I just signed an offer to purchase a home, and I am not quite clear about what happens to my deposit. What if I find out there is something wrong with the house, or I cannot get the loan that I want? At what point can I have my deposit returned to me? Will the seller be able to keep my deposit?


Congratulations on finding yourself a new home! Your ability to have your initial deposit (it is commonly referred to as an “earnest money deposits” or EMD) returned to you depends on the terms of the contract that you sign with the seller. For the purposes of this post, I will limit my comments to the most common form of residential real estate contracts in California: the California Residential Purchase Agreement and Joint Escrow Instructions (commonly referred to as an RPA).

The RPA is provided by the California Association of Realtors to its licensed broker and agent members. It is designed for a buyer to present an offer to a seller and defines all of the terms of the transaction. Included in the RPA are the amount of the EMD, purchase price, loan amount, closing date, what costs are to be paid by the buyer and/or seller at closing, and finally, establishes contingency timeframes.

The RPA defaults to standard timeframes that can be negotiated by the parties to be a shorter or longer period of time. A buyer has a certain number of days to determine that the condition of the home is acceptable (home inspection), that the property appraises for the purchase price and a number of other contingencies. Reviewing the RPA will inform you of the timeframes included in your transaction, but an example is the appraisal contingency (Item 3:I of the RPA), which defaults to 17 days from the seller’s acceptance of the buyer’s offer, including any counter offers.

The contingency periods give the buyer a safe harbor in which they have the ability to cancel a transaction and get the EMD returned if the buyer disapproves of a particular condition. “Removal” of a contingency means that the buyer gives the seller written confirmation that they are satisfied with the particular condition, and are committed to completing the purchase.

The RPA does not contain any provisions for “silence deems approval.” This means that even when the timeframe has ended, the contingency remains until removed by the buyer. Once the contingencies have been removed by the buyer, if the buyer fails to complete the purchase, the seller may be entitled to keep the buyer’s EMD.

Note that there is no automatic release of a buyer’s EMD from escrow to the buyer or the seller when an escrow cancels. This is true if the escrow cancels before or after contingencies are removed by the buyer. In all cases, to release an EMD from escrow, a written agreement (cancellation instructions), a judicial decision or an arbitration award (see paragraph 14:H of the RPA) is needed. If a buyer exercises their right to cancel based on a contingency (for instance a negative report from a home inspector), the deposit will remain in escrow until the buyer and seller have signed cancellation instructions.

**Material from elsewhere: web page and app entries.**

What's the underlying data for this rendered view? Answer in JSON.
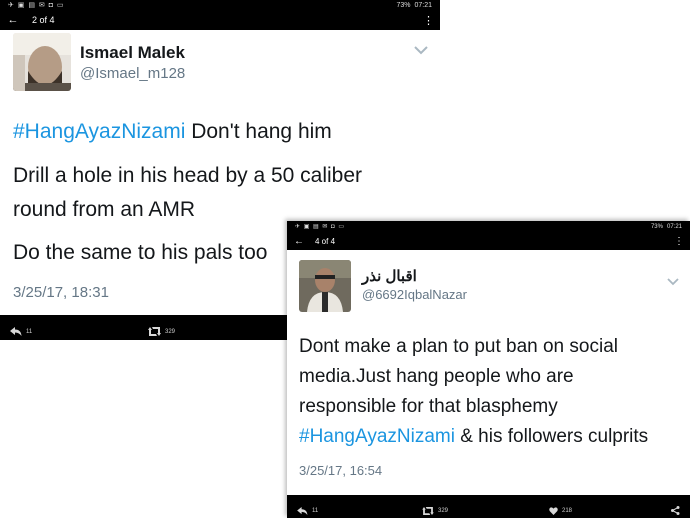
{
  "screenshot1": {
    "status": {
      "left_icons": "✈ ▣ ▤ ✉ ◘ ▭",
      "signal": "73%",
      "time": "07:21"
    },
    "nav": {
      "back": "←",
      "counter": "2 of 4",
      "menu": "⋮"
    },
    "author": {
      "name": "Ismael Malek",
      "handle": "@Ismael_m128"
    },
    "tweet": {
      "hashtag": "#HangAyazNizami",
      "line1_rest": " Don't hang him",
      "line2": "Drill a hole in his head by a 50 caliber",
      "line3": "round from an AMR",
      "line4": "Do the same to his pals too"
    },
    "timestamp": "3/25/17, 18:31",
    "actions": {
      "reply_count": "11",
      "retweet_count": "329"
    }
  },
  "screenshot2": {
    "status": {
      "left_icons": "✈ ▣ ▤ ✉ ◘ ▭",
      "signal": "73%",
      "time": "07:21"
    },
    "nav": {
      "back": "←",
      "counter": "4 of 4",
      "menu": "⋮"
    },
    "author": {
      "name": "اقبال نذر",
      "handle": "@6692IqbalNazar"
    },
    "tweet": {
      "line1": "Dont make a plan to put ban on social",
      "line2": "media.Just hang people who are",
      "line3": "responsible for that blasphemy",
      "hashtag": "#HangAyazNizami",
      "line4_rest": " & his followers culprits"
    },
    "timestamp": "3/25/17, 16:54",
    "actions": {
      "reply_count": "11",
      "retweet_count": "329",
      "like_count": "218"
    }
  },
  "colors": {
    "hashtag": "#1b95e0",
    "text": "#14171a",
    "secondary": "#657786",
    "bar": "#000000"
  },
  "icons": [
    "back-arrow-icon",
    "overflow-menu-icon",
    "reply-icon",
    "retweet-icon",
    "heart-icon",
    "share-icon",
    "chevron-down-icon"
  ]
}
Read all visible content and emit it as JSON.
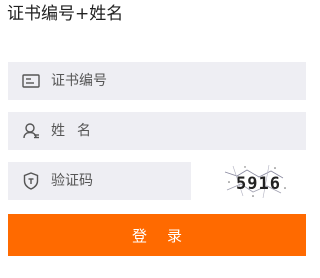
{
  "form": {
    "title": "证书编号+姓名",
    "cert_field": {
      "placeholder": "证书编号",
      "value": "",
      "icon": "id-card-icon"
    },
    "name_field": {
      "placeholder": "姓名",
      "value": "",
      "icon": "user-icon"
    },
    "code_field": {
      "placeholder": "验证码",
      "value": "",
      "icon": "shield-icon"
    },
    "captcha_text": "5916",
    "login_label": "登录"
  },
  "colors": {
    "accent": "#ff6a00",
    "field_bg": "#eeeef3",
    "text": "#222222"
  }
}
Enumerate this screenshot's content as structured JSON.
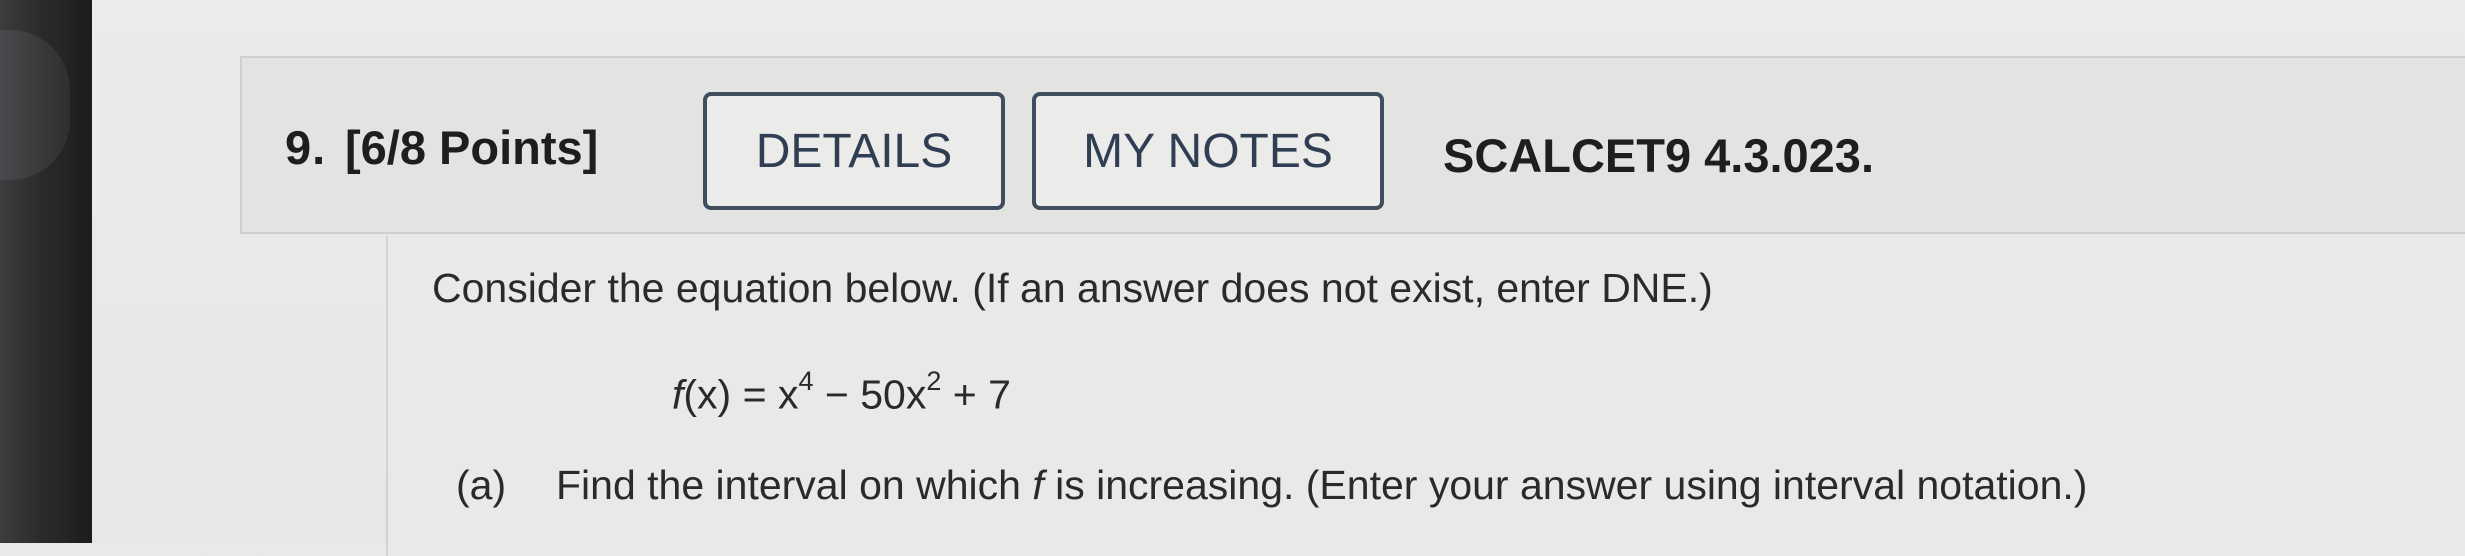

A seller has a right to enforce the timeframes by requesting that their buyer remove contingencies at the end of each timeframe. When a buyer fails to remove contingencies when requested, the buyer is considered to be “in default,” and the seller can then request to cancel the escrow.

As a buyer, it is important to stay mindful of the deadlines included in the purchase agreement by promptly applying for their loan, conducting inspections, etc. to avoid delays in closing.

Good luck to you and your family in your new home!

Cynthia Moller